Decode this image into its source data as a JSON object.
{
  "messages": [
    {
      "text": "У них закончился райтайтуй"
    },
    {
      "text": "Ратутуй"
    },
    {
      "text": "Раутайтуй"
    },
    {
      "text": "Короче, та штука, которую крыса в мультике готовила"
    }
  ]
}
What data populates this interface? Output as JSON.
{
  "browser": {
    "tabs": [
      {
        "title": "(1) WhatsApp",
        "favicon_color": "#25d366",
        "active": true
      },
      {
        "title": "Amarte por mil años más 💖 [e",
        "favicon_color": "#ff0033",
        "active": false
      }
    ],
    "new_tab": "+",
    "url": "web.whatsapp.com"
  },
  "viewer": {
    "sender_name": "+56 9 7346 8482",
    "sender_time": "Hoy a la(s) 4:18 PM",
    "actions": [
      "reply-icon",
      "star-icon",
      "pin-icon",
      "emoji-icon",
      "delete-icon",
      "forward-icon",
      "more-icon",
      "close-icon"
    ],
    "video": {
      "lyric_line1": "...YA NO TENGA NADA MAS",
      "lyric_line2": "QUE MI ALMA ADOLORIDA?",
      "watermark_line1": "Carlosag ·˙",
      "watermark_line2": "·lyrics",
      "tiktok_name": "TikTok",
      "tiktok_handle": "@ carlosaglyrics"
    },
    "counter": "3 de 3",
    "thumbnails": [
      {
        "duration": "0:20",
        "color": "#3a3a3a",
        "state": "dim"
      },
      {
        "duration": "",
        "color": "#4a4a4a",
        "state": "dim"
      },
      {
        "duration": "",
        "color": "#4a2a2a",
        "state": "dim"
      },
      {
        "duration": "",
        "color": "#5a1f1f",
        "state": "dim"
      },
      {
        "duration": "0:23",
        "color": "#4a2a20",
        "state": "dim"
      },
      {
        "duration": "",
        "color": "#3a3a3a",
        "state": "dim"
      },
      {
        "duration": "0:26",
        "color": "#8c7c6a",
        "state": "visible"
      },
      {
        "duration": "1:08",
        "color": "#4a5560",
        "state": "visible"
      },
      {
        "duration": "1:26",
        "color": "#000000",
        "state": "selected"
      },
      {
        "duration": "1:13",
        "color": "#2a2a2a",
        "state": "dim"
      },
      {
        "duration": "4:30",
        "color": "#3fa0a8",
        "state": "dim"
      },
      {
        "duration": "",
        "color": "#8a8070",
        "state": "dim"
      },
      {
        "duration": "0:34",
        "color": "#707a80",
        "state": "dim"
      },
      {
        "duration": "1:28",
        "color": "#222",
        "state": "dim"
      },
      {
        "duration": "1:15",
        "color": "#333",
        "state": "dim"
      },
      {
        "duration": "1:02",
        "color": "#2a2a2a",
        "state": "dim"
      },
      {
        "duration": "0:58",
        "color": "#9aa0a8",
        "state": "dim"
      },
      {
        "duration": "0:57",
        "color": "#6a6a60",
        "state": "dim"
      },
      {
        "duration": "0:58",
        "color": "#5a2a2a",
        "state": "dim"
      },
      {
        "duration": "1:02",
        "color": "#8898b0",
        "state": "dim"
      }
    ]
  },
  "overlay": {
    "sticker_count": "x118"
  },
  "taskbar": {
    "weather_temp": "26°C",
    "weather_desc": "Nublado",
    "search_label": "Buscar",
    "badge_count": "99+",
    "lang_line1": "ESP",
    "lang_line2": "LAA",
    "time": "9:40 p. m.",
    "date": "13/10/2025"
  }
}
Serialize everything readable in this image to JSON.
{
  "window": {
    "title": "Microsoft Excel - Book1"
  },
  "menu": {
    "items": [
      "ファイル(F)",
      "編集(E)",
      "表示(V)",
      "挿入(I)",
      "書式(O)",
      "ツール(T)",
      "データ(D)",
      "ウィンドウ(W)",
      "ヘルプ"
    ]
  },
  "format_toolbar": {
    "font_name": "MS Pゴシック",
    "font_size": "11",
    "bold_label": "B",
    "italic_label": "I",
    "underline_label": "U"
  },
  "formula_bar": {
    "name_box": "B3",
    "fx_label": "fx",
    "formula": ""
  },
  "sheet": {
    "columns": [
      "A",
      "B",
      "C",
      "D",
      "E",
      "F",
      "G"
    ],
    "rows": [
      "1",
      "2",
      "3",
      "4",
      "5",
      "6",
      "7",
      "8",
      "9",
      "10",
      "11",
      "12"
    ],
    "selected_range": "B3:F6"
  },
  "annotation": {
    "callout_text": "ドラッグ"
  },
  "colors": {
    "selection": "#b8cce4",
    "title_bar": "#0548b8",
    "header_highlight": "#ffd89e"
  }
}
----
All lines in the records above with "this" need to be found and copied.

ANSWER SPACE:
Decode this image into its source data as a JSON object.
What data populates this interface? Output as JSON.
Serialize everything readable in this image to JSON.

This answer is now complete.